*Work item:* When a line in the entries contains the word "https", copy that line in full.

*Data under study:*
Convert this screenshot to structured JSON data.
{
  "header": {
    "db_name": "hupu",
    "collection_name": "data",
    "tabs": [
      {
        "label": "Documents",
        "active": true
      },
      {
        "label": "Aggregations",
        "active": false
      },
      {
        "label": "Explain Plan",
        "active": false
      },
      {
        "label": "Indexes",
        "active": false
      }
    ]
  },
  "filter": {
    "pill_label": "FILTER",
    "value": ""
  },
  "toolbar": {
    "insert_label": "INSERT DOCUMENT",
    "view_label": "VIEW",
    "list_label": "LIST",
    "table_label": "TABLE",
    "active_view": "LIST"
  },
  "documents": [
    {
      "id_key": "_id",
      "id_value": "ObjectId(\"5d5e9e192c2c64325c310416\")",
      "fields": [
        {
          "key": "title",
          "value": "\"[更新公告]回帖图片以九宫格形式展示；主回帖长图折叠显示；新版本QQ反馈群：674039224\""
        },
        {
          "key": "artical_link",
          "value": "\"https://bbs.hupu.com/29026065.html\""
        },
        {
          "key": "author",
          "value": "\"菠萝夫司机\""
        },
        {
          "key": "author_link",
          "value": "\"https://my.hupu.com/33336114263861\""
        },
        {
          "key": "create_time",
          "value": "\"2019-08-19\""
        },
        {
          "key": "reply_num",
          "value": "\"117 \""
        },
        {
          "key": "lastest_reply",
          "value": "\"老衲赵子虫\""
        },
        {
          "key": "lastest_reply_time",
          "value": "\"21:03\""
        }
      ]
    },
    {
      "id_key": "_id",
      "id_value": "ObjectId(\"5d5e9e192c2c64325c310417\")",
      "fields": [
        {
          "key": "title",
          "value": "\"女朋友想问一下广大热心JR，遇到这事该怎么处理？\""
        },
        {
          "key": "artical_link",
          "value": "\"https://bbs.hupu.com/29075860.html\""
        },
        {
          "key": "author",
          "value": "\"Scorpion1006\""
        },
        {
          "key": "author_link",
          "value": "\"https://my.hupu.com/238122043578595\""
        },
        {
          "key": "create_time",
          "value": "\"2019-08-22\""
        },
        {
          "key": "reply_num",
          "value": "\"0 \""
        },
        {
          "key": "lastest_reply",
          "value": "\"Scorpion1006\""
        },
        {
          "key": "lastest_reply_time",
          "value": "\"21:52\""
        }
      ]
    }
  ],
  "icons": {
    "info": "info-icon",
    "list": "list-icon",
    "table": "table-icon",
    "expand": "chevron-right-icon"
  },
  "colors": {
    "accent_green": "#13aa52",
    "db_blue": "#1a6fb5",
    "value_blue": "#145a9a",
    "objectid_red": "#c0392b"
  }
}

*Response area:*
          "value": "\"https://bbs.hupu.com/29026065.html\""
          "value": "\"https://my.hupu.com/33336114263861\""
          "value": "\"https://bbs.hupu.com/29075860.html\""
          "value": "\"https://my.hupu.com/238122043578595\""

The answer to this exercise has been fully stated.